▸ Source records
+--

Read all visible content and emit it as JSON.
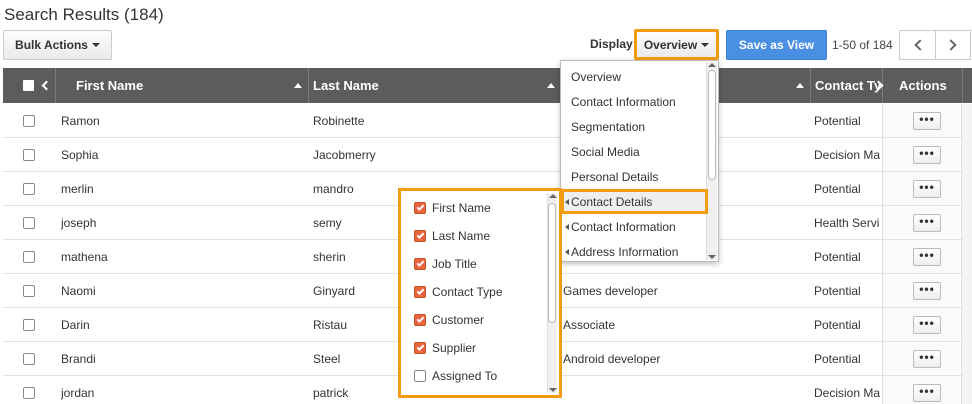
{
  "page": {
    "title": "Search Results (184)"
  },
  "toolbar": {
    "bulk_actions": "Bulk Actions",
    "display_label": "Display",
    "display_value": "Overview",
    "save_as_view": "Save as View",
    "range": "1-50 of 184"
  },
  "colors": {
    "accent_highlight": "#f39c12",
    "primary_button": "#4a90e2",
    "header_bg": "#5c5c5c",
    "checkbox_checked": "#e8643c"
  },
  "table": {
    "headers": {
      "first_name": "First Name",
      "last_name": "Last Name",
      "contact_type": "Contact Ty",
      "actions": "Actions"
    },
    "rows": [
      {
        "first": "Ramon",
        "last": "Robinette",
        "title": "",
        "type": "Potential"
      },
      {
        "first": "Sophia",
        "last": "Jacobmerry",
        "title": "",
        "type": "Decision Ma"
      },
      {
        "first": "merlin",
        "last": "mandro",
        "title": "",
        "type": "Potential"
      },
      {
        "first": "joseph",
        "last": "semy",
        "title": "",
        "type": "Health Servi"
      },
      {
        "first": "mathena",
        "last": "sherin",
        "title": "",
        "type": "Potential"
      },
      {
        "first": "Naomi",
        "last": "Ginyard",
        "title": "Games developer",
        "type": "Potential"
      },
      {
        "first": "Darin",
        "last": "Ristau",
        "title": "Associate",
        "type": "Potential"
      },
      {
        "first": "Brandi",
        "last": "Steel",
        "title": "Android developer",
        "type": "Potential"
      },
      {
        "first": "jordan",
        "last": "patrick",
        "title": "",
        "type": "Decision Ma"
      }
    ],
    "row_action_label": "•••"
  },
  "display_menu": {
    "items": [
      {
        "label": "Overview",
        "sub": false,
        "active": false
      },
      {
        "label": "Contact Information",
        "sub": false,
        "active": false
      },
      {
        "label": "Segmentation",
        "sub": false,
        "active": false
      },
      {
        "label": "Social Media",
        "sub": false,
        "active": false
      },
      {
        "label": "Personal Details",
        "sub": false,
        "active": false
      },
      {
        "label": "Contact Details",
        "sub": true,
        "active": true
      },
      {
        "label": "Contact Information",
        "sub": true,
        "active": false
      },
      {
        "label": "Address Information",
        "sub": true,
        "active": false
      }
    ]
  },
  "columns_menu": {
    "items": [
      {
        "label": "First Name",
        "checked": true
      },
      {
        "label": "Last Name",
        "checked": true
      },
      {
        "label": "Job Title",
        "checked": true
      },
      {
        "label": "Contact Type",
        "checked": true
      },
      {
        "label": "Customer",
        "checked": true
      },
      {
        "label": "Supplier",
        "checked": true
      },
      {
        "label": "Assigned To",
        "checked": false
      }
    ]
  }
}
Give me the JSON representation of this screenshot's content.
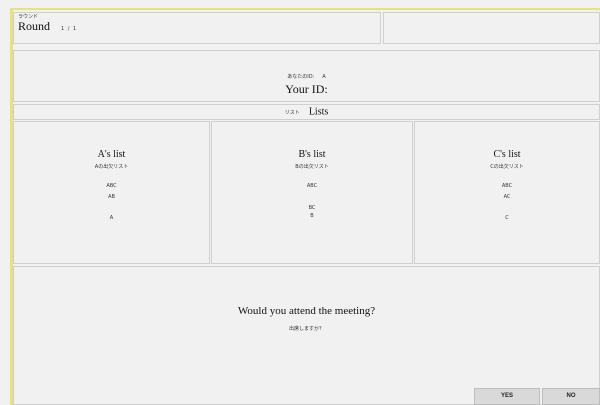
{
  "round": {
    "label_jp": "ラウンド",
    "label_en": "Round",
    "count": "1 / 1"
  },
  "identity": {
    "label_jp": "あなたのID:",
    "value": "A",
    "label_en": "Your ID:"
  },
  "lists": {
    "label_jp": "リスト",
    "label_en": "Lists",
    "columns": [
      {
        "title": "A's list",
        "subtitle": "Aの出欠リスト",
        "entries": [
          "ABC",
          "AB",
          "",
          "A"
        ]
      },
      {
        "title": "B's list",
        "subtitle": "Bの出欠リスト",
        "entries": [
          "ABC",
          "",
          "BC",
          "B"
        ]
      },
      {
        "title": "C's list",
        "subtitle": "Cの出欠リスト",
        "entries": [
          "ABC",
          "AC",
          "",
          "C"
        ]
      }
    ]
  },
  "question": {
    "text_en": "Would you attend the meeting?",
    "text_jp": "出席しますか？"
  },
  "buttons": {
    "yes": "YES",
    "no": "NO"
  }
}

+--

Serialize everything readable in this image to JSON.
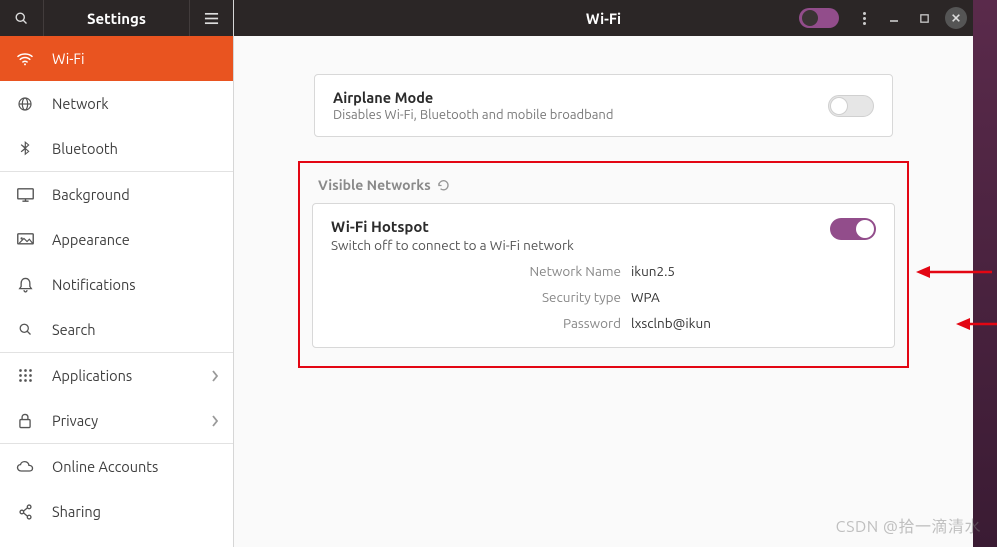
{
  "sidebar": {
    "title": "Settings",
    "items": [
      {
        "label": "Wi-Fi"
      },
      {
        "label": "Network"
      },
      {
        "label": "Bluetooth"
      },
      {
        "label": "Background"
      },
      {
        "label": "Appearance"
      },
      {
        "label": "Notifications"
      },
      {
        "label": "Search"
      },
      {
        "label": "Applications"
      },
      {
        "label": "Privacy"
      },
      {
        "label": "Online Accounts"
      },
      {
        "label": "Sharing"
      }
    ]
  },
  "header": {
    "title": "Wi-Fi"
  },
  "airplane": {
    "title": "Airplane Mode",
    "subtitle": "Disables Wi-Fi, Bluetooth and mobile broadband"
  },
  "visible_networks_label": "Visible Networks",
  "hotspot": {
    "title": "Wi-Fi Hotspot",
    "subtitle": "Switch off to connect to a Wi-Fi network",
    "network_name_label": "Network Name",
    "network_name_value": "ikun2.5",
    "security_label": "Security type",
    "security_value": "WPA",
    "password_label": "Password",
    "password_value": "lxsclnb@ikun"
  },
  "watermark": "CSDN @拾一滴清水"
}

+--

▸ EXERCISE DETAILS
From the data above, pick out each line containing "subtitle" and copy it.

▸ RESULT OF THE EXERCISE
        "subtitle": "Aの出欠リスト",
        "subtitle": "Bの出欠リスト",
        "subtitle": "Cの出欠リスト",
    "subtitle": "Disables Wi-Fi, Bluetooth and mobile broadband"
    "subtitle": "Switch off to connect to a Wi-Fi network",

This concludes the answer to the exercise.